■ **Element data from apps and pages**
▬▬▬▬▬▬▬▬▬▬

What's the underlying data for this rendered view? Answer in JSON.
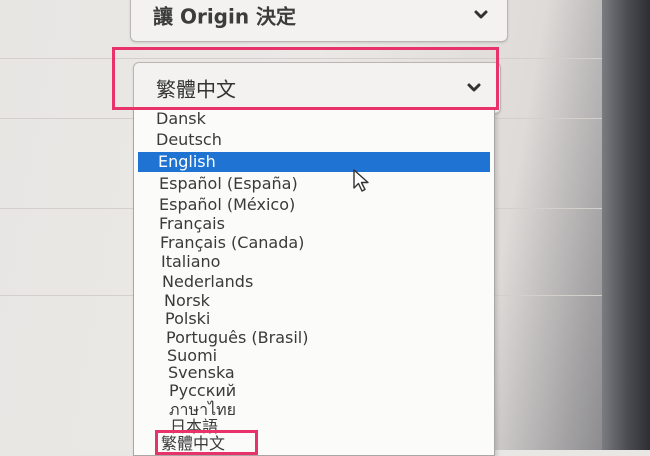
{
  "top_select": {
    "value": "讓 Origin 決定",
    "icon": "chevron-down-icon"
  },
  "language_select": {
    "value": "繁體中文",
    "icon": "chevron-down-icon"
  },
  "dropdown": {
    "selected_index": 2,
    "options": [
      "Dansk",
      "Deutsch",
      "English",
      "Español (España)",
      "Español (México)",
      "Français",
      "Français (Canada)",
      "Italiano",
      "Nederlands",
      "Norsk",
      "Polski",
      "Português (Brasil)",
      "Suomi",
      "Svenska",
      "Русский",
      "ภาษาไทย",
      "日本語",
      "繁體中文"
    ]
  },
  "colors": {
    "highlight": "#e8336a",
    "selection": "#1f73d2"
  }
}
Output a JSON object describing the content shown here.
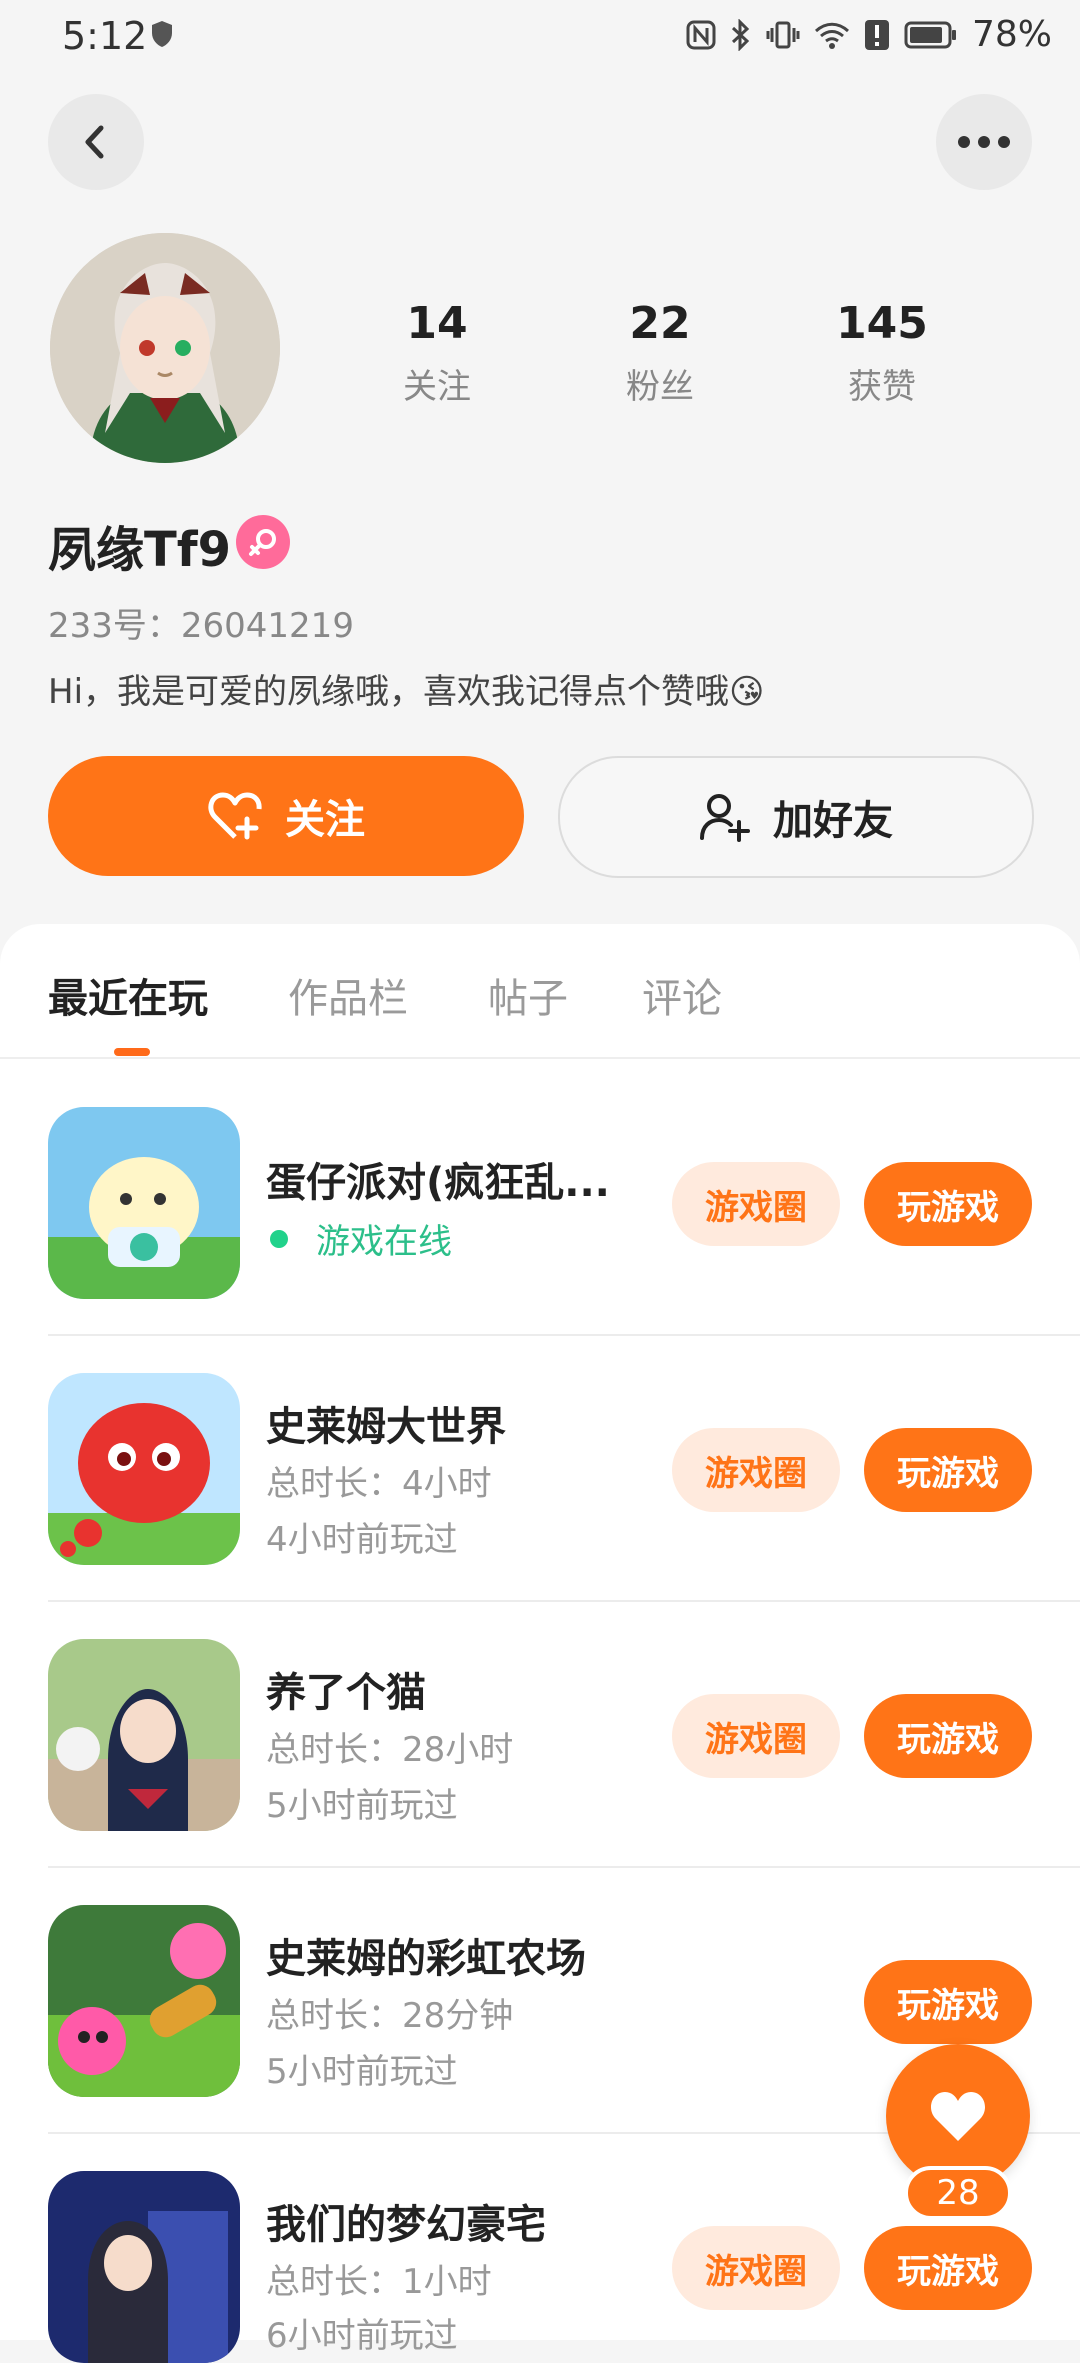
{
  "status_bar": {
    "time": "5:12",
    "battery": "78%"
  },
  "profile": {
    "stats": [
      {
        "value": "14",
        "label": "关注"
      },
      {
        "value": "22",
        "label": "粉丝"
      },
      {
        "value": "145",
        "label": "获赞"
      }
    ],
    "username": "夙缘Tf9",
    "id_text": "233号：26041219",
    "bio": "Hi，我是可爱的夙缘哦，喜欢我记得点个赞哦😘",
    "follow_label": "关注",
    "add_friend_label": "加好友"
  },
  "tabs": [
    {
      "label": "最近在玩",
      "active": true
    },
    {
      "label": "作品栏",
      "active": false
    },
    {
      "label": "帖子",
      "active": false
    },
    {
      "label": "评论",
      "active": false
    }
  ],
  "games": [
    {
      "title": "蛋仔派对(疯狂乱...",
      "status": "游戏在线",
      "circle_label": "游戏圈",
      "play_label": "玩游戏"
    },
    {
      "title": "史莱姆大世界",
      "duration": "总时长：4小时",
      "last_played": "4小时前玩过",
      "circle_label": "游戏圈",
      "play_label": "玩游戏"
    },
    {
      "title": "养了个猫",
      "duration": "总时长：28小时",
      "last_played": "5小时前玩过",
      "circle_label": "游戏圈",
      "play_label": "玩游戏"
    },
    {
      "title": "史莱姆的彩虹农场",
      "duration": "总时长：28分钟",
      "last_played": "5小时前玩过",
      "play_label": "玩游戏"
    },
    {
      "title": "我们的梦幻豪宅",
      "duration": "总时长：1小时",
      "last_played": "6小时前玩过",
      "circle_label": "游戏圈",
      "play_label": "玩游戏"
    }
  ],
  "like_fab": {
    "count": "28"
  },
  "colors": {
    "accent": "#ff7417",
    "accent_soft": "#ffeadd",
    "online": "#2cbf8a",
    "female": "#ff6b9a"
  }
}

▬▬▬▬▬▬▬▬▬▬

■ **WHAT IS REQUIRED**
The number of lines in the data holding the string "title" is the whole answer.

■ **ANSWER SPACE**
5